- Prioritising value addition could make Africa home to 35 per cent of the global manufacturing industries by 2063.
- Currently, the continent only contributes three per cent of the global manufacturing portfolio.
African leaders have been urged to focus more on value addition of their exports to boost revenues and job creation.
Speaking at the 14th African Union high-level private sector forum in Nairobi, Equity Bank managing director and CEO James Mwangi said the continent controls 30 to 35 per cent of the global natural resources, a great potential for production.
“If we can do value addition for the 35 per cent of the total world resources we offer through manufacturing, it would make Africa home to 35 per cent of the manufacturing industries by 2063,” Mwangi said.
Mwangi said currently, the continent only contributes three per cent of the global manufacturing portfolio.
He added that apart from creating more jobs, value addition would make African states more resilient and independent in terms of goods and services.
“Covid-19 pandemic demonstrated how manufacturing is concentrated. When the global supply chain broke, Africa could not get manufactured goods,” Mwangi added.
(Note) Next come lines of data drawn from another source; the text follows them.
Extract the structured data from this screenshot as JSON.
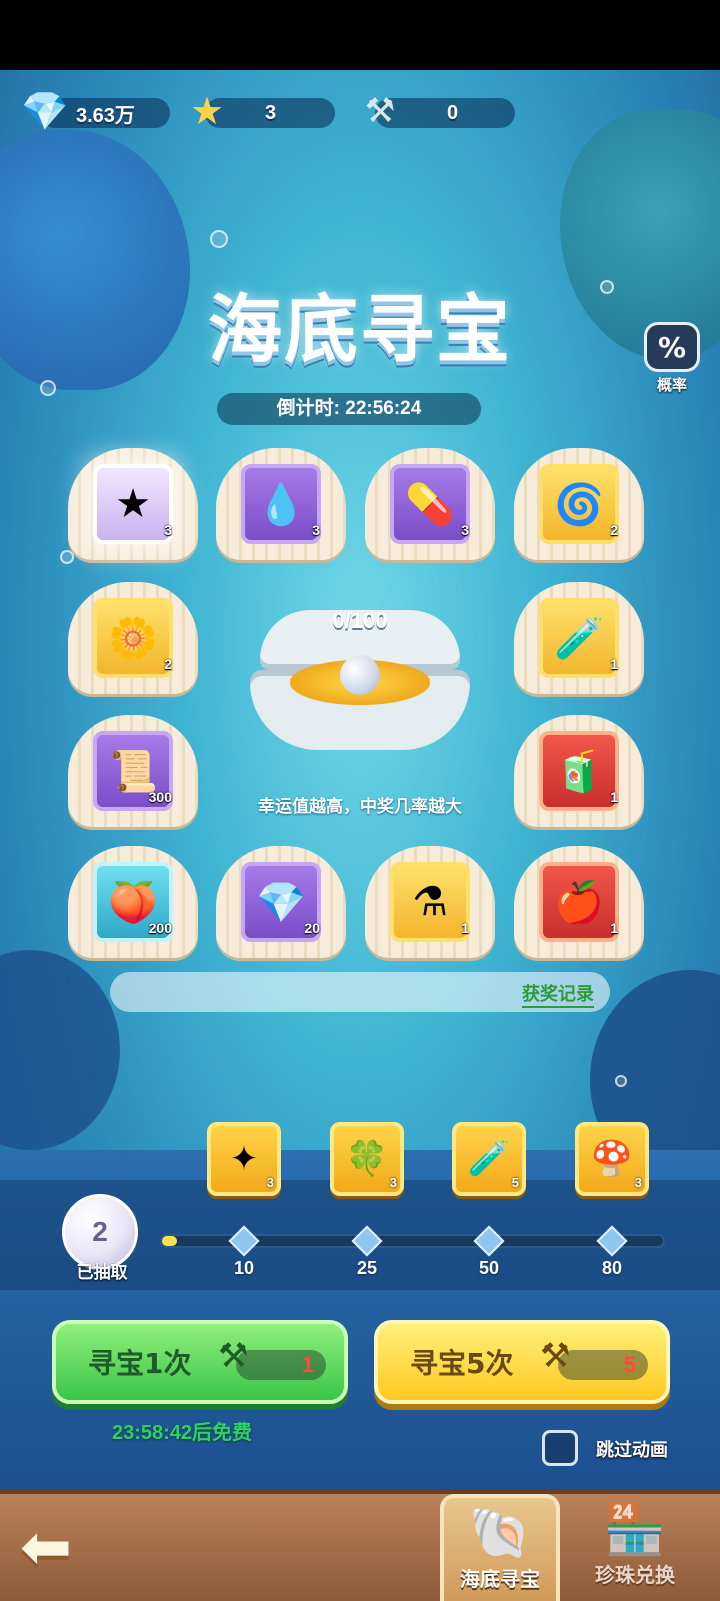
{
  "currency": {
    "gems": "3.63万",
    "starfish": "3",
    "rakes": "0"
  },
  "title": "海底寻宝",
  "countdown": "倒计时: 22:56:24",
  "probability_label": "概率",
  "prizes": [
    {
      "icon": "starfish",
      "count": "3",
      "tone": "pearl"
    },
    {
      "icon": "golden-drop",
      "count": "3",
      "tone": "purple"
    },
    {
      "icon": "purple-capsule",
      "count": "3",
      "tone": "purple"
    },
    {
      "icon": "rune-stone",
      "count": "2",
      "tone": "gold"
    },
    {
      "icon": "golden-flower",
      "count": "2",
      "tone": "gold"
    },
    {
      "icon": "red-potion",
      "count": "1",
      "tone": "gold"
    },
    {
      "icon": "scroll-bundle",
      "count": "300",
      "tone": "purple"
    },
    {
      "icon": "green-capsule",
      "count": "1",
      "tone": "red"
    },
    {
      "icon": "rainbow-fruit",
      "count": "200",
      "tone": "blue"
    },
    {
      "icon": "blue-crystal",
      "count": "20",
      "tone": "purple"
    },
    {
      "icon": "teal-potion",
      "count": "1",
      "tone": "gold"
    },
    {
      "icon": "red-fruit-bottle",
      "count": "1",
      "tone": "red"
    }
  ],
  "luck": {
    "progress": "0/100",
    "tip": "幸运值越高，中奖几率越大"
  },
  "record_link": "获奖记录",
  "draws": {
    "count": "2",
    "label": "已抽取",
    "progress_fraction": 0.02
  },
  "milestones": [
    {
      "threshold": "10",
      "reward_icon": "star-compass",
      "count": "3"
    },
    {
      "threshold": "25",
      "reward_icon": "gold-leaf-gem",
      "count": "3"
    },
    {
      "threshold": "50",
      "reward_icon": "orange-potion",
      "count": "5"
    },
    {
      "threshold": "80",
      "reward_icon": "blue-mushroom",
      "count": "3"
    }
  ],
  "actions": {
    "single": {
      "label": "寻宝1次",
      "cost": "1"
    },
    "five": {
      "label": "寻宝5次",
      "cost": "5"
    },
    "free_timer": "23:58:42后免费",
    "skip_animation": "跳过动画"
  },
  "nav": {
    "tab_treasure": "海底寻宝",
    "tab_pearl_exchange": "珍珠兑换"
  },
  "colors": {
    "sea_top": "#6fd8e8",
    "sea_bottom": "#1f5f9a",
    "green_button": "#3bc44a",
    "yellow_button": "#ffc821",
    "free_timer": "#2fd06a",
    "cost_red": "#ff4a3a"
  }
}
“This taught us that we need to have robust national, regional and continental production.”
Further stressing the importance of value addition, Mwangi gave an example of Kenya’s tea production where farmers are receiving less returns for their tea, which is earning good returns in global market, thanks to value addition.
Data by Statista shows for the 52 weeks to December 2019, the average unit price of ready to drink tea reached $1.92 (Sh270.8) in the United States.
A single cup of tea was approximately four times more expensive, with an average unit price of $7.95 (Sh1, 121).
“Today, a single cup tea in foreign market retails averagely at about $7 (Sh987) per unit, compared to the Kenyan market where it retails at an average of $2(Sh282),” Mwangi said.
Africa Union's commissioner for economic development, trade, tourism, industry, and minerals Albert Muchanga said such initiatives would be vital to boost the continent's growth.
“The current study by AUDA-NEPAD positions African economies to grow at seven to 10 per cent annually between now and 2063. This requires, among others, increasing investments from 20 per cent of the continent’s GDP to 40 per cent,” Muchanga said.